(Saved data entries)
__________
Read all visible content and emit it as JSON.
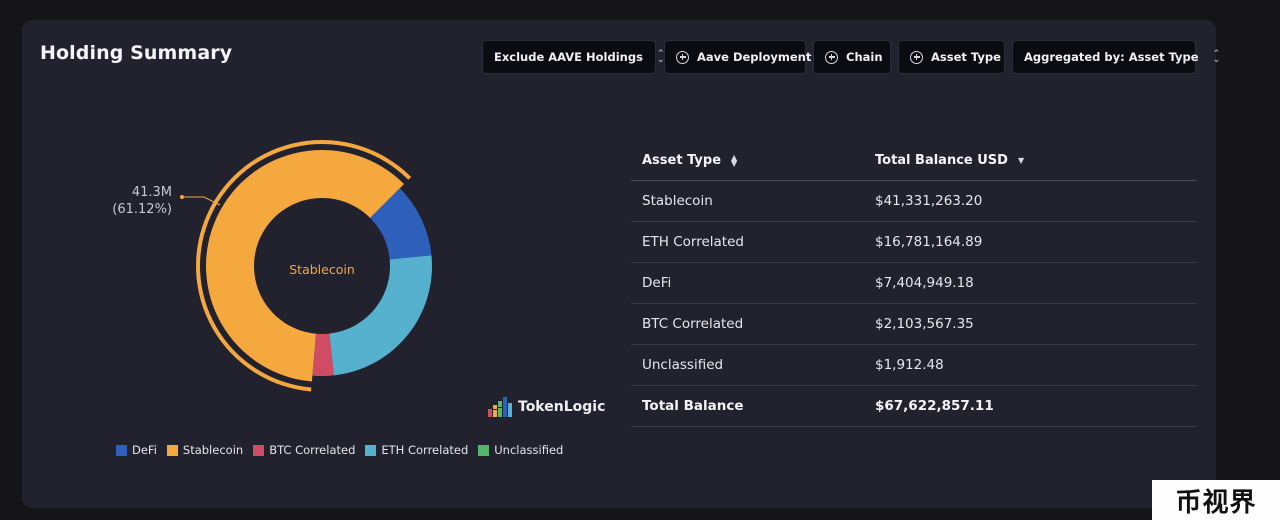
{
  "header": {
    "title": "Holding Summary",
    "buttons": [
      {
        "label": "Exclude AAVE Holdings",
        "icon": "select-updown-icon"
      },
      {
        "label": "Aave Deployment",
        "icon": "plus-circle-icon"
      },
      {
        "label": "Chain",
        "icon": "plus-circle-icon"
      },
      {
        "label": "Asset Type",
        "icon": "plus-circle-icon"
      },
      {
        "label": "Aggregated by: Asset Type",
        "icon": "select-updown-icon"
      }
    ]
  },
  "chart_data": {
    "type": "pie",
    "donut": true,
    "center_label": "Stablecoin",
    "callout": {
      "value": "41.3M",
      "percent": "(61.12%)"
    },
    "slices": [
      {
        "name": "Stablecoin",
        "value": 41331263.2,
        "color": "#f4a83e"
      },
      {
        "name": "DeFi",
        "value": 7404949.18,
        "color": "#2d5fbb"
      },
      {
        "name": "ETH Correlated",
        "value": 16781164.89,
        "color": "#56b1cf"
      },
      {
        "name": "BTC Correlated",
        "value": 2103567.35,
        "color": "#d04b64"
      },
      {
        "name": "Unclassified",
        "value": 1912.48,
        "color": "#54b66a"
      }
    ],
    "highlighted": "Stablecoin",
    "legend": [
      {
        "name": "DeFi",
        "color": "#2d5fbb"
      },
      {
        "name": "Stablecoin",
        "color": "#f4a83e"
      },
      {
        "name": "BTC Correlated",
        "color": "#d04b64"
      },
      {
        "name": "ETH Correlated",
        "color": "#56b1cf"
      },
      {
        "name": "Unclassified",
        "color": "#54b66a"
      }
    ],
    "legend_position": "bottom"
  },
  "brand": {
    "name": "TokenLogic"
  },
  "table": {
    "columns": [
      "Asset Type",
      "Total Balance USD"
    ],
    "rows": [
      {
        "asset": "Stablecoin",
        "balance": "$41,331,263.20"
      },
      {
        "asset": "ETH Correlated",
        "balance": "$16,781,164.89"
      },
      {
        "asset": "DeFi",
        "balance": "$7,404,949.18"
      },
      {
        "asset": "BTC Correlated",
        "balance": "$2,103,567.35"
      },
      {
        "asset": "Unclassified",
        "balance": "$1,912.48"
      }
    ],
    "total": {
      "label": "Total Balance",
      "value": "$67,622,857.11"
    }
  },
  "watermark": "币视界"
}
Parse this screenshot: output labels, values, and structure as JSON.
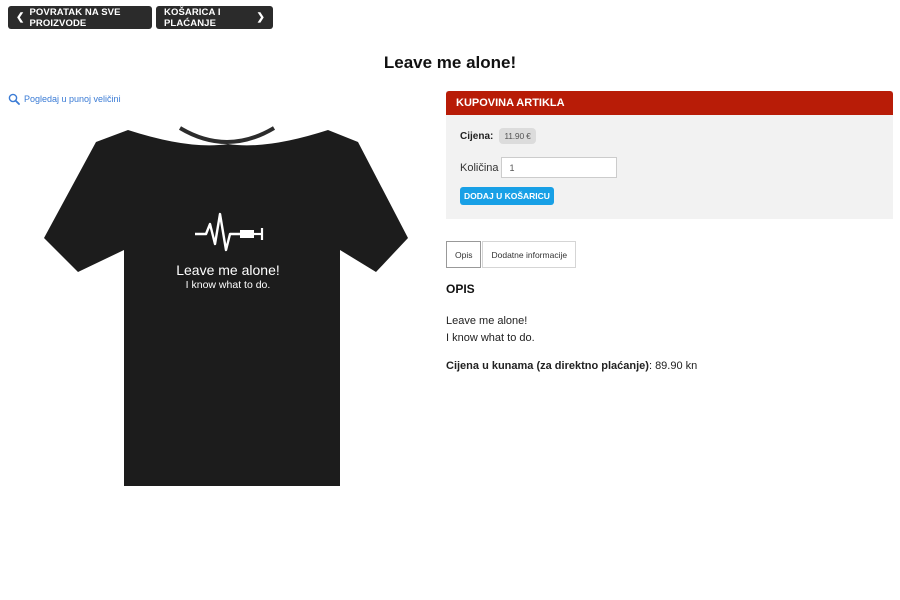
{
  "nav": {
    "back_label": "POVRATAK NA SVE PROIZVODE",
    "cart_label": "KOŠARICA I PLAĆANJE"
  },
  "product": {
    "title": "Leave me alone!",
    "zoom_label": "Pogledaj u punoj veličini",
    "shirt_text_line1": "Leave me alone!",
    "shirt_text_line2": "I know what to do."
  },
  "buy_panel": {
    "header": "KUPOVINA ARTIKLA",
    "price_label": "Cijena:",
    "price_value": "11.90 €",
    "quantity_label": "Količina",
    "quantity_value": "1",
    "add_to_cart_label": "DODAJ U KOŠARICU"
  },
  "tabs": {
    "description": "Opis",
    "additional_info": "Dodatne informacije"
  },
  "description": {
    "heading": "OPIS",
    "line1": "Leave me alone!",
    "line2": "I know what to do.",
    "price_kn_label": "Cijena u kunama (za direktno plaćanje)",
    "price_kn_value": ": 89.90 kn"
  },
  "colors": {
    "nav_bg": "#2b2b2b",
    "panel_header": "#b81c07",
    "add_button": "#18a0e6",
    "link": "#3a7bd5"
  }
}
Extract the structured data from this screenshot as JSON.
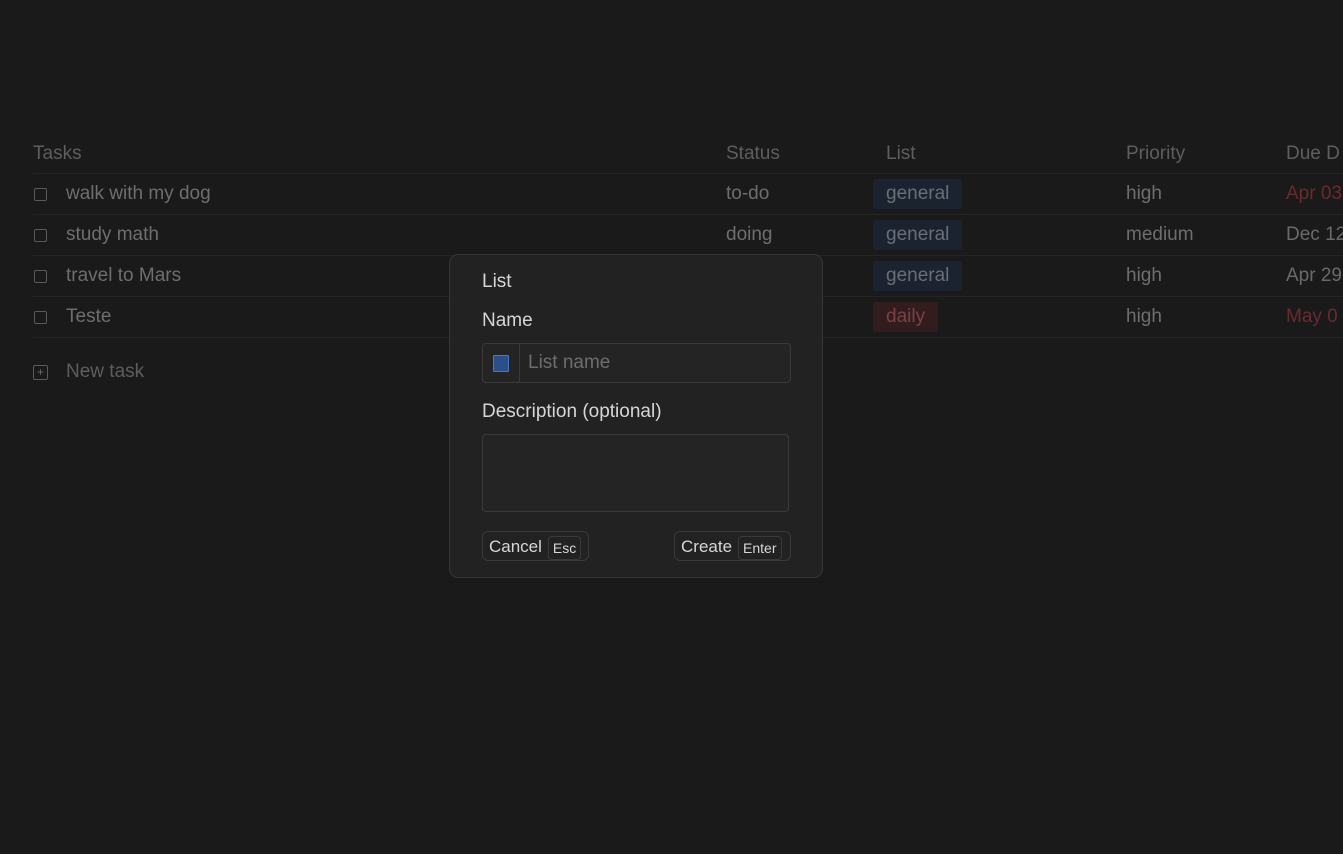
{
  "table": {
    "headers": {
      "tasks": "Tasks",
      "status": "Status",
      "list": "List",
      "priority": "Priority",
      "due": "Due D"
    },
    "rows": [
      {
        "task": "walk with my dog",
        "status": "to-do",
        "list": "general",
        "priority": "high",
        "due": "Apr 03"
      },
      {
        "task": "study math",
        "status": "doing",
        "list": "general",
        "priority": "medium",
        "due": "Dec 12"
      },
      {
        "task": "travel to Mars",
        "status": "",
        "list": "general",
        "priority": "high",
        "due": "Apr 29"
      },
      {
        "task": "Teste",
        "status": "",
        "list": "daily",
        "priority": "high",
        "due": "May 0"
      }
    ],
    "new_task_label": "New task"
  },
  "modal": {
    "title": "List",
    "name_label": "Name",
    "name_placeholder": "List name",
    "name_value": "",
    "swatch_color": "#2a4f8a",
    "description_label": "Description (optional)",
    "description_value": "",
    "cancel_label": "Cancel",
    "cancel_key": "Esc",
    "create_label": "Create",
    "create_key": "Enter"
  },
  "colors": {
    "background": "#1a1a1a",
    "modal_background": "#222222",
    "overdue_red": "#6a2a30",
    "tag_general_bg": "#1c2330",
    "tag_daily_bg": "#331c1e"
  }
}
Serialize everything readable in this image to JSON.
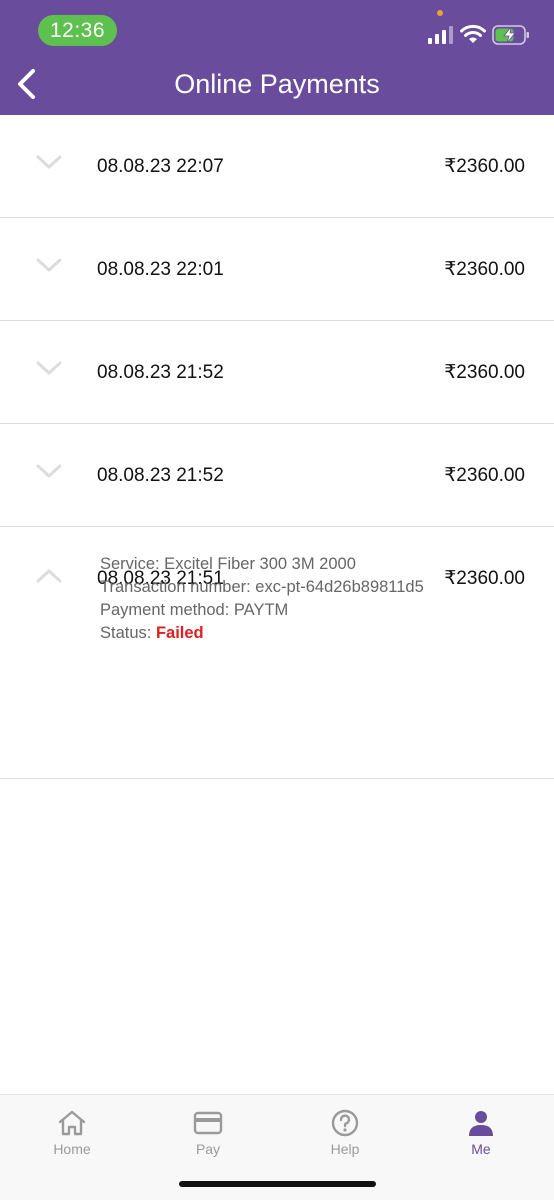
{
  "status_bar": {
    "time": "12:36"
  },
  "header": {
    "title": "Online Payments"
  },
  "payments": [
    {
      "date": "08.08.23 22:07",
      "amount": "₹2360.00"
    },
    {
      "date": "08.08.23 22:01",
      "amount": "₹2360.00"
    },
    {
      "date": "08.08.23 21:52",
      "amount": "₹2360.00"
    },
    {
      "date": "08.08.23 21:52",
      "amount": "₹2360.00"
    },
    {
      "date": "08.08.23 21:51",
      "amount": "₹2360.00"
    }
  ],
  "expanded_details": {
    "service": "Service: Excitel Fiber 300 3M 2000",
    "transaction": "Transaction number: exc-pt-64d26b89811d5",
    "payment_method": "Payment method: PAYTM",
    "status_label": "Status: ",
    "status_value": "Failed"
  },
  "tabs": [
    {
      "label": "Home",
      "icon": "home-icon"
    },
    {
      "label": "Pay",
      "icon": "card-icon"
    },
    {
      "label": "Help",
      "icon": "help-icon"
    },
    {
      "label": "Me",
      "icon": "person-icon"
    }
  ],
  "colors": {
    "brand": "#6a4c9c",
    "time_pill": "#5ec04f",
    "failed": "#e02020",
    "tab_inactive": "#9a9a9a"
  }
}
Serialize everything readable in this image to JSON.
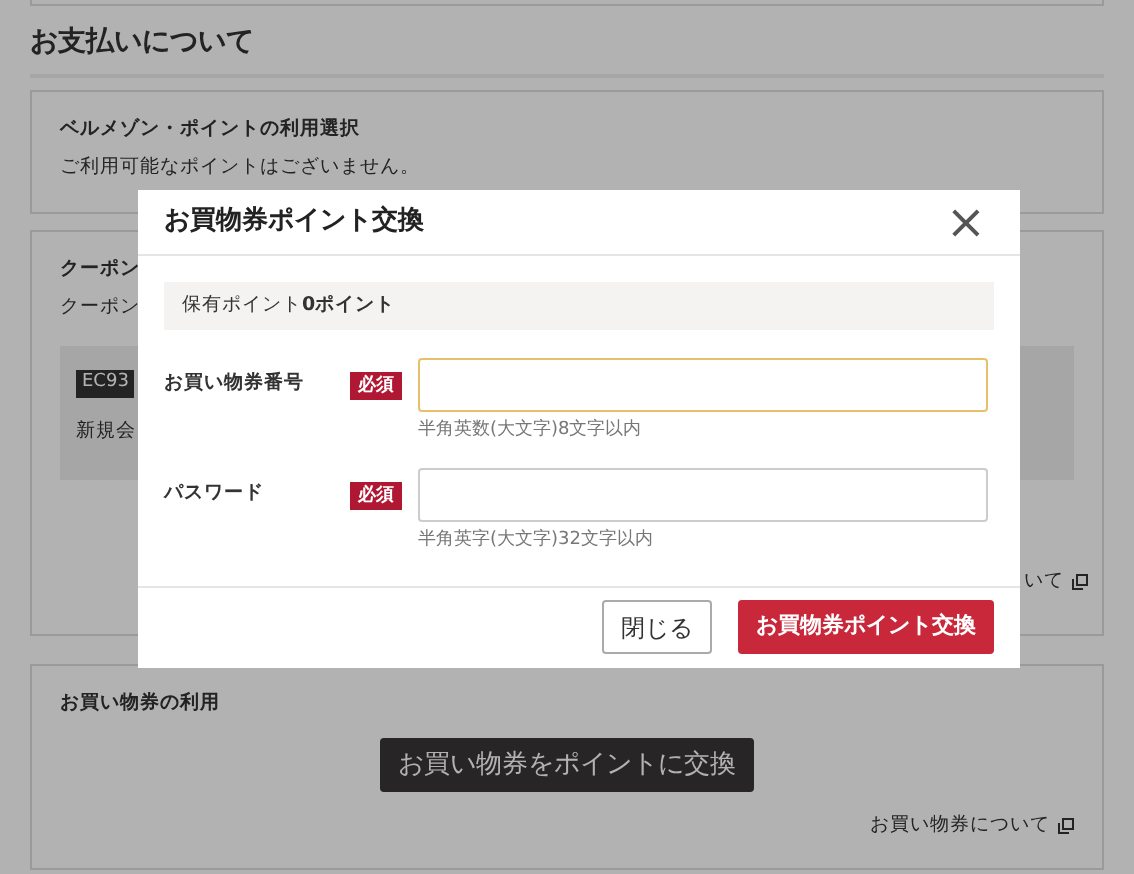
{
  "page": {
    "heading": "お支払いについて",
    "point_card": {
      "title": "ベルメゾン・ポイントの利用選択",
      "text": "ご利用可能なポイントはございません。"
    },
    "coupon_card": {
      "title": "クーポン",
      "text": "クーポン",
      "code": "EC93",
      "description": "新規会",
      "link": "いて"
    },
    "voucher_card": {
      "title": "お買い物券の利用",
      "button": "お買い物券をポイントに交換",
      "link": "お買い物券について"
    }
  },
  "modal": {
    "title": "お買物券ポイント交換",
    "close": "×",
    "held_points": "保有ポイント**0ポイント**",
    "fields": [
      {
        "label": "お買い物券番号",
        "required": "必須",
        "hint": "半角英数(大文字)8文字以内",
        "focused": true
      },
      {
        "label": "パスワード",
        "required": "必須",
        "hint": "半角英字(大文字)32文字以内",
        "focused": false
      }
    ],
    "buttons": [
      {
        "label": "閉じる",
        "kind": "secondary"
      },
      {
        "label": "お買物券ポイント交換",
        "kind": "primary"
      }
    ]
  }
}
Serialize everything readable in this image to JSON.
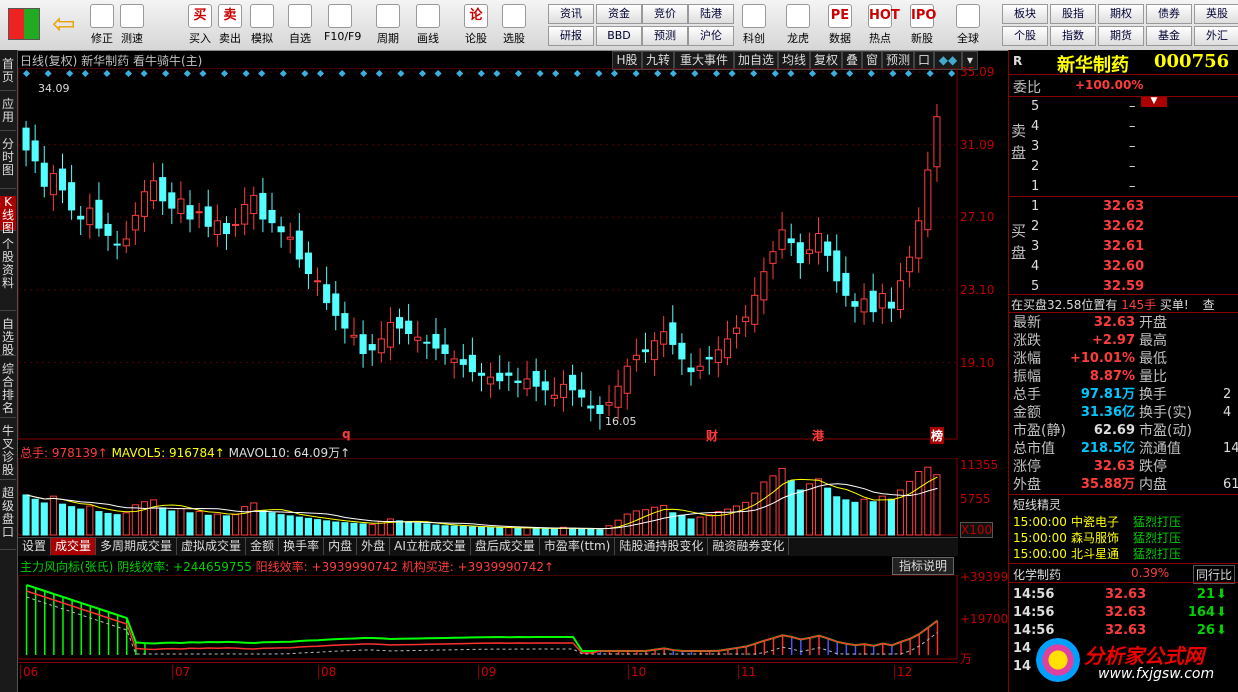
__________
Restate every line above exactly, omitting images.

Read all visible content and emit it as JSON.
{
  "header": {
    "title": "Holding Summary",
    "buttons": [
      {
        "label": "Exclude AAVE Holdings",
        "icon": "select-updown-icon"
      },
      {
        "label": "Aave Deployment",
        "icon": "plus-circle-icon"
      },
      {
        "label": "Chain",
        "icon": "plus-circle-icon"
      },
      {
        "label": "Asset Type",
        "icon": "plus-circle-icon"
      },
      {
        "label": "Aggregated by: Asset Type",
        "icon": "select-updown-icon"
      }
    ]
  },
  "chart_data": {
    "type": "pie",
    "donut": true,
    "center_label": "Stablecoin",
    "callout": {
      "value": "41.3M",
      "percent": "(61.12%)"
    },
    "slices": [
      {
        "name": "Stablecoin",
        "value": 41331263.2,
        "color": "#f4a83e"
      },
      {
        "name": "DeFi",
        "value": 7404949.18,
        "color": "#2d5fbb"
      },
      {
        "name": "ETH Correlated",
        "value": 16781164.89,
        "color": "#56b1cf"
      },
      {
        "name": "BTC Correlated",
        "value": 2103567.35,
        "color": "#d04b64"
      },
      {
        "name": "Unclassified",
        "value": 1912.48,
        "color": "#54b66a"
      }
    ],
    "highlighted": "Stablecoin",
    "legend": [
      {
        "name": "DeFi",
        "color": "#2d5fbb"
      },
      {
        "name": "Stablecoin",
        "color": "#f4a83e"
      },
      {
        "name": "BTC Correlated",
        "color": "#d04b64"
      },
      {
        "name": "ETH Correlated",
        "color": "#56b1cf"
      },
      {
        "name": "Unclassified",
        "color": "#54b66a"
      }
    ],
    "legend_position": "bottom"
  },
  "brand": {
    "name": "TokenLogic"
  },
  "table": {
    "columns": [
      "Asset Type",
      "Total Balance USD"
    ],
    "rows": [
      {
        "asset": "Stablecoin",
        "balance": "$41,331,263.20"
      },
      {
        "asset": "ETH Correlated",
        "balance": "$16,781,164.89"
      },
      {
        "asset": "DeFi",
        "balance": "$7,404,949.18"
      },
      {
        "asset": "BTC Correlated",
        "balance": "$2,103,567.35"
      },
      {
        "asset": "Unclassified",
        "balance": "$1,912.48"
      }
    ],
    "total": {
      "label": "Total Balance",
      "value": "$67,622,857.11"
    }
  },
  "watermark": "币视界"
}
Parse this screenshot: output labels, values, and structure as JSON.
{
  "nav": {
    "back_label": "POVRATAK NA SVE PROIZVODE",
    "cart_label": "KOŠARICA I PLAĆANJE"
  },
  "product": {
    "title": "Leave me alone!",
    "zoom_label": "Pogledaj u punoj veličini",
    "shirt_text_line1": "Leave me alone!",
    "shirt_text_line2": "I know what to do."
  },
  "buy_panel": {
    "header": "KUPOVINA ARTIKLA",
    "price_label": "Cijena:",
    "price_value": "11.90 €",
    "quantity_label": "Količina",
    "quantity_value": "1",
    "add_to_cart_label": "DODAJ U KOŠARICU"
  },
  "tabs": {
    "description": "Opis",
    "additional_info": "Dodatne informacije"
  },
  "description": {
    "heading": "OPIS",
    "line1": "Leave me alone!",
    "line2": "I know what to do.",
    "price_kn_label": "Cijena u kunama (za direktno plaćanje)",
    "price_kn_value": ": 89.90 kn"
  },
  "colors": {
    "nav_bg": "#2b2b2b",
    "panel_header": "#b81c07",
    "add_button": "#18a0e6",
    "link": "#3a7bd5"
  }
}
Extract the structured data from this screenshot as JSON.
{
  "table": {
    "headers": {
      "tasks": "Tasks",
      "status": "Status",
      "list": "List",
      "priority": "Priority",
      "due": "Due D"
    },
    "rows": [
      {
        "task": "walk with my dog",
        "status": "to-do",
        "list": "general",
        "priority": "high",
        "due": "Apr 03"
      },
      {
        "task": "study math",
        "status": "doing",
        "list": "general",
        "priority": "medium",
        "due": "Dec 12"
      },
      {
        "task": "travel to Mars",
        "status": "",
        "list": "general",
        "priority": "high",
        "due": "Apr 29"
      },
      {
        "task": "Teste",
        "status": "",
        "list": "daily",
        "priority": "high",
        "due": "May 0"
      }
    ],
    "new_task_label": "New task"
  },
  "modal": {
    "title": "List",
    "name_label": "Name",
    "name_placeholder": "List name",
    "name_value": "",
    "swatch_color": "#2a4f8a",
    "description_label": "Description (optional)",
    "description_value": "",
    "cancel_label": "Cancel",
    "cancel_key": "Esc",
    "create_label": "Create",
    "create_key": "Enter"
  },
  "colors": {
    "background": "#1a1a1a",
    "modal_background": "#222222",
    "overdue_red": "#6a2a30",
    "tag_general_bg": "#1c2330",
    "tag_daily_bg": "#331c1e"
  }
}
Serialize everything readable in this image to JSON.
{
  "status_bar": {
    "time": "12:36"
  },
  "header": {
    "title": "Online Payments"
  },
  "payments": [
    {
      "date": "08.08.23 22:07",
      "amount": "₹2360.00"
    },
    {
      "date": "08.08.23 22:01",
      "amount": "₹2360.00"
    },
    {
      "date": "08.08.23 21:52",
      "amount": "₹2360.00"
    },
    {
      "date": "08.08.23 21:52",
      "amount": "₹2360.00"
    },
    {
      "date": "08.08.23 21:51",
      "amount": "₹2360.00"
    }
  ],
  "expanded_details": {
    "service": "Service: Excitel Fiber 300 3M 2000",
    "transaction": "Transaction number: exc-pt-64d26b89811d5",
    "payment_method": "Payment method: PAYTM",
    "status_label": "Status: ",
    "status_value": "Failed"
  },
  "tabs": [
    {
      "label": "Home",
      "icon": "home-icon"
    },
    {
      "label": "Pay",
      "icon": "card-icon"
    },
    {
      "label": "Help",
      "icon": "help-icon"
    },
    {
      "label": "Me",
      "icon": "person-icon"
    }
  ],
  "colors": {
    "brand": "#6a4c9c",
    "time_pill": "#5ec04f",
    "failed": "#e02020",
    "tab_inactive": "#9a9a9a"
  }
}
Serialize everything readable in this image to JSON.
{
  "page": {
    "heading": "お支払いについて",
    "point_card": {
      "title": "ベルメゾン・ポイントの利用選択",
      "text": "ご利用可能なポイントはございません。"
    },
    "coupon_card": {
      "title": "クーポン",
      "text": "クーポン",
      "code": "EC93",
      "description": "新規会",
      "link": "いて"
    },
    "voucher_card": {
      "title": "お買い物券の利用",
      "button": "お買い物券をポイントに交換",
      "link": "お買い物券について"
    }
  },
  "modal": {
    "title": "お買物券ポイント交換",
    "close": "×",
    "held_points": "保有ポイント**0ポイント**",
    "fields": [
      {
        "label": "お買い物券番号",
        "required": "必須",
        "hint": "半角英数(大文字)8文字以内",
        "focused": true
      },
      {
        "label": "パスワード",
        "required": "必須",
        "hint": "半角英字(大文字)32文字以内",
        "focused": false
      }
    ],
    "buttons": [
      {
        "label": "閉じる",
        "kind": "secondary"
      },
      {
        "label": "お買物券ポイント交換",
        "kind": "primary"
      }
    ]
  }
}
Serialize everything readable in this image to JSON.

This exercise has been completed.